- **What the task asks**
Across the entries below, determine how many lines include the word "Viana". State only the resulting number.

- **Records shown**
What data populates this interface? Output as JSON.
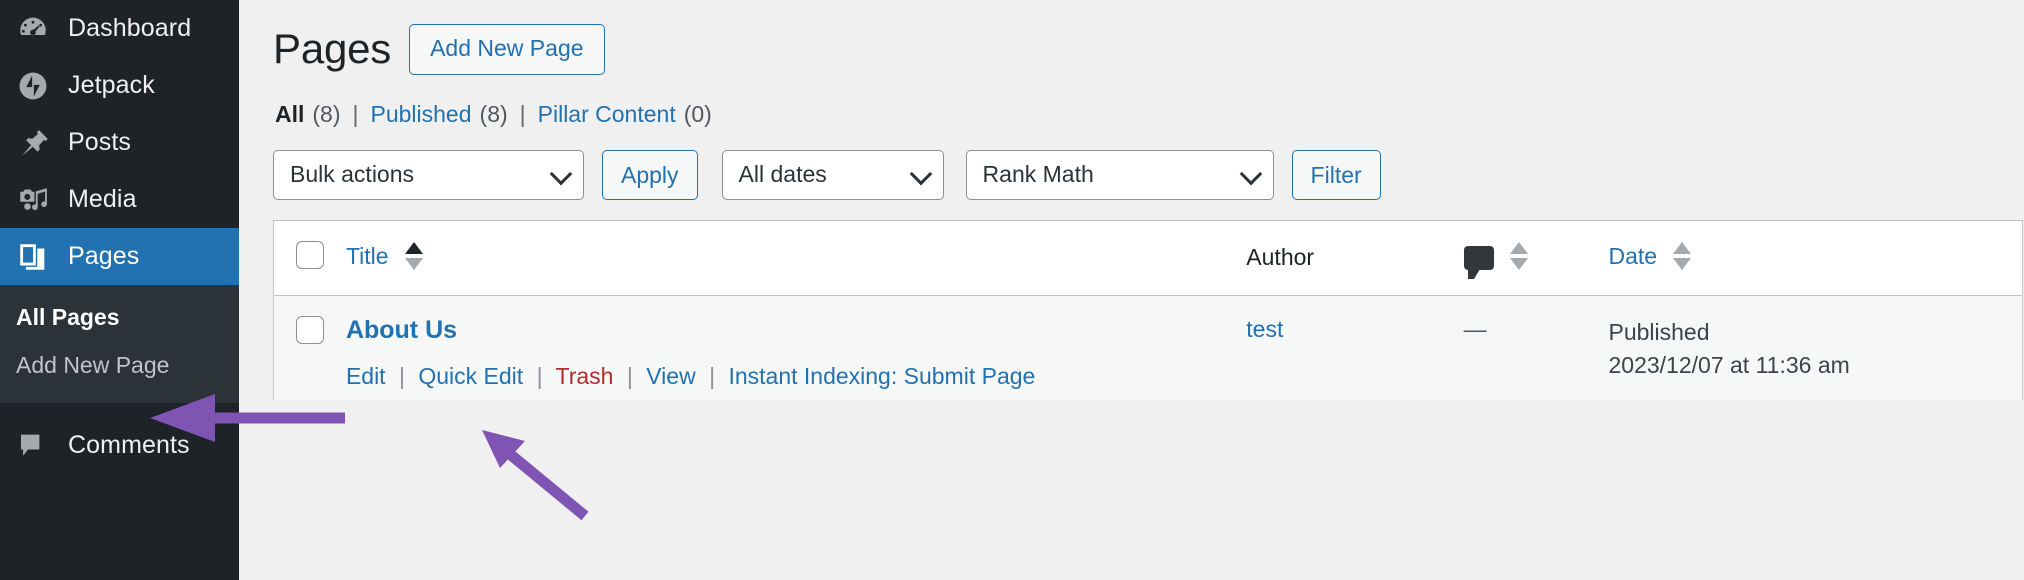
{
  "sidebar": {
    "items": [
      {
        "label": "Dashboard",
        "icon": "dashboard-icon",
        "active": false
      },
      {
        "label": "Jetpack",
        "icon": "jetpack-icon",
        "active": false
      },
      {
        "label": "Posts",
        "icon": "pin-icon",
        "active": false
      },
      {
        "label": "Media",
        "icon": "media-icon",
        "active": false
      },
      {
        "label": "Pages",
        "icon": "pages-icon",
        "active": true
      },
      {
        "label": "Comments",
        "icon": "comment-icon",
        "active": false
      }
    ],
    "submenu": [
      {
        "label": "All Pages",
        "current": true
      },
      {
        "label": "Add New Page",
        "current": false
      }
    ],
    "colors": {
      "background": "#1d2327",
      "submenu_background": "#2c3338",
      "active": "#2271b1"
    }
  },
  "header": {
    "title": "Pages",
    "add_new_label": "Add New Page"
  },
  "views": {
    "all": {
      "label": "All",
      "count": "(8)"
    },
    "published": {
      "label": "Published",
      "count": "(8)"
    },
    "pillar": {
      "label": "Pillar Content",
      "count": "(0)"
    },
    "separator": "|"
  },
  "toolbar": {
    "bulk_actions": "Bulk actions",
    "apply_label": "Apply",
    "all_dates": "All dates",
    "rank_math": "Rank Math",
    "filter_label": "Filter"
  },
  "table": {
    "headers": {
      "title": "Title",
      "author": "Author",
      "comments": "comment-icon",
      "date": "Date"
    },
    "rows": [
      {
        "title": "About Us",
        "actions": {
          "edit": "Edit",
          "quick_edit": "Quick Edit",
          "trash": "Trash",
          "view": "View",
          "instant_indexing": "Instant Indexing: Submit Page",
          "separator": "|"
        },
        "author": "test",
        "comments": "—",
        "date_status": "Published",
        "date_value": "2023/12/07 at 11:36 am"
      }
    ]
  },
  "annotations": {
    "arrow_color": "#7f54b3",
    "arrow_1_target": "All Pages",
    "arrow_2_target": "Edit"
  }
}
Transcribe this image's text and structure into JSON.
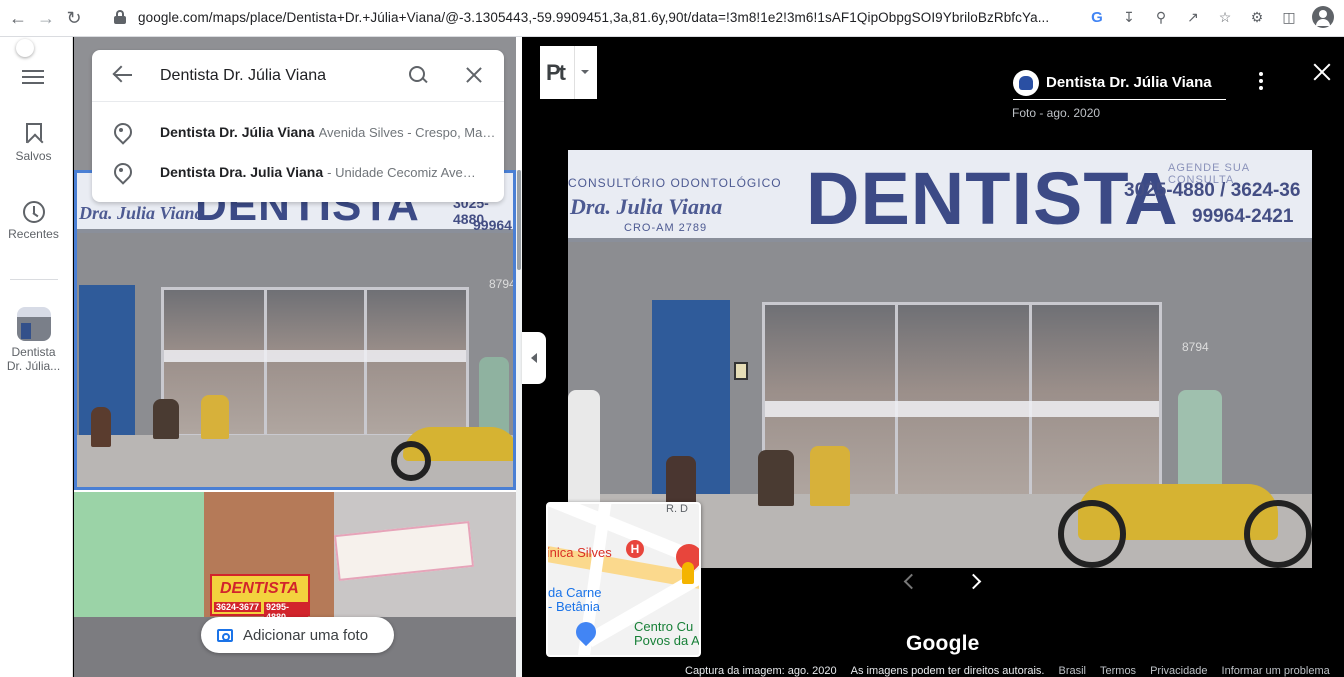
{
  "browser": {
    "url": "google.com/maps/place/Dentista+Dr.+Júlia+Viana/@-3.1305443,-59.9909451,3a,81.6y,90t/data=!3m8!1e2!3m6!1sAF1QipObpgSOI9YbriloBzRbfcYa..."
  },
  "rail": {
    "saved_label": "Salvos",
    "recent_label": "Recentes",
    "recent_place": "Dentista Dr. Júlia..."
  },
  "search": {
    "value": "Dentista Dr. Júlia Viana",
    "suggestions": [
      {
        "name": "Dentista Dr. Júlia Viana",
        "address": "Avenida Silves - Crespo, Manaus"
      },
      {
        "name": "Dentista Dra. Julia Viana",
        "address": "- Unidade Cecomiz Avenida"
      }
    ]
  },
  "panel": {
    "add_photo_label": "Adicionar uma foto"
  },
  "shopfront": {
    "sign_big": "DENTISTA",
    "sign_sub": "CONSULTÓRIO ODONTOLÓGICO",
    "sign_doctor": "Dra. Julia Viana",
    "sign_cro": "CRO-AM 2789",
    "sign_agende": "AGENDE SUA CONSULTA",
    "sign_phone1": "3025-4880 / 3624-36",
    "sign_phone2": "99964-2421",
    "small_phone1": "3025-4880",
    "small_phone2": "99964",
    "street_number": "8794",
    "banner_text": "DENTISTA",
    "banner_phone1": "3624-3677",
    "banner_phone2": "9295-4880"
  },
  "viewer": {
    "pt_label": "Pt",
    "place_name": "Dentista Dr. Júlia Viana",
    "photo_meta": "Foto - ago. 2020"
  },
  "minimap": {
    "label_clinic": "ínica Silves",
    "label_h": "H",
    "label_carne": "da Carne\n- Betânia",
    "label_centro": "Centro Cu\nPovos da A",
    "label_road": "R. D"
  },
  "footer": {
    "google": "Google",
    "capture": "Captura da imagem: ago. 2020",
    "rights": "As imagens podem ter direitos autorais.",
    "brasil": "Brasil",
    "termos": "Termos",
    "privacidade": "Privacidade",
    "report": "Informar um problema"
  }
}
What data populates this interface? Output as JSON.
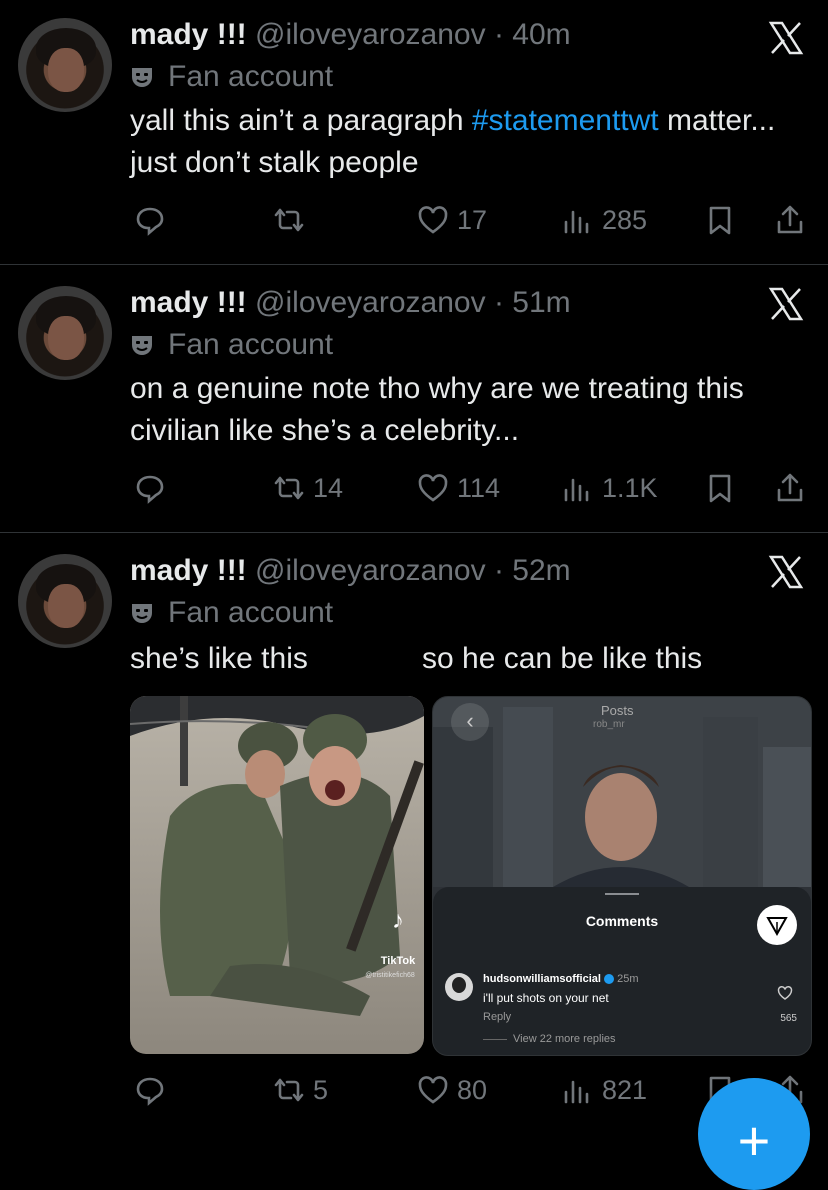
{
  "tweets": [
    {
      "name": "mady !!!",
      "handle": "@iloveyarozanov",
      "time": "40m",
      "badge": "Fan account",
      "text_before": "yall this ain’t a paragraph ",
      "hashtag": "#statementtwt",
      "text_after": " matter... just don’t stalk people",
      "replies": "",
      "retweets": "",
      "likes": "17",
      "views": "285"
    },
    {
      "name": "mady !!!",
      "handle": "@iloveyarozanov",
      "time": "51m",
      "badge": "Fan account",
      "text": "on a genuine note tho why are we treating this civilian like she’s a celebrity...",
      "replies": "",
      "retweets": "14",
      "likes": "114",
      "views": "1.1K"
    },
    {
      "name": "mady !!!",
      "handle": "@iloveyarozanov",
      "time": "52m",
      "badge": "Fan account",
      "text_left": "she’s like this",
      "text_right": "so he can be like this",
      "replies": "",
      "retweets": "5",
      "likes": "80",
      "views": "821"
    }
  ],
  "media_left": {
    "watermark": "TikTok",
    "username": "@tristitikefich68"
  },
  "media_right": {
    "posts_label": "Posts",
    "posts_user": "rob_mr",
    "comments_title": "Comments",
    "comment_user": "hudsonwilliamsofficial",
    "comment_time": "25m",
    "comment_text": "i'll put shots on your net",
    "reply_label": "Reply",
    "likes": "565",
    "view_more": "View 22 more replies"
  },
  "fab_label": "+",
  "colors": {
    "accent": "#1d9bf0",
    "muted": "#71767b",
    "text": "#e7e9ea",
    "bg": "#000000"
  }
}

- **Response to this exercise**
6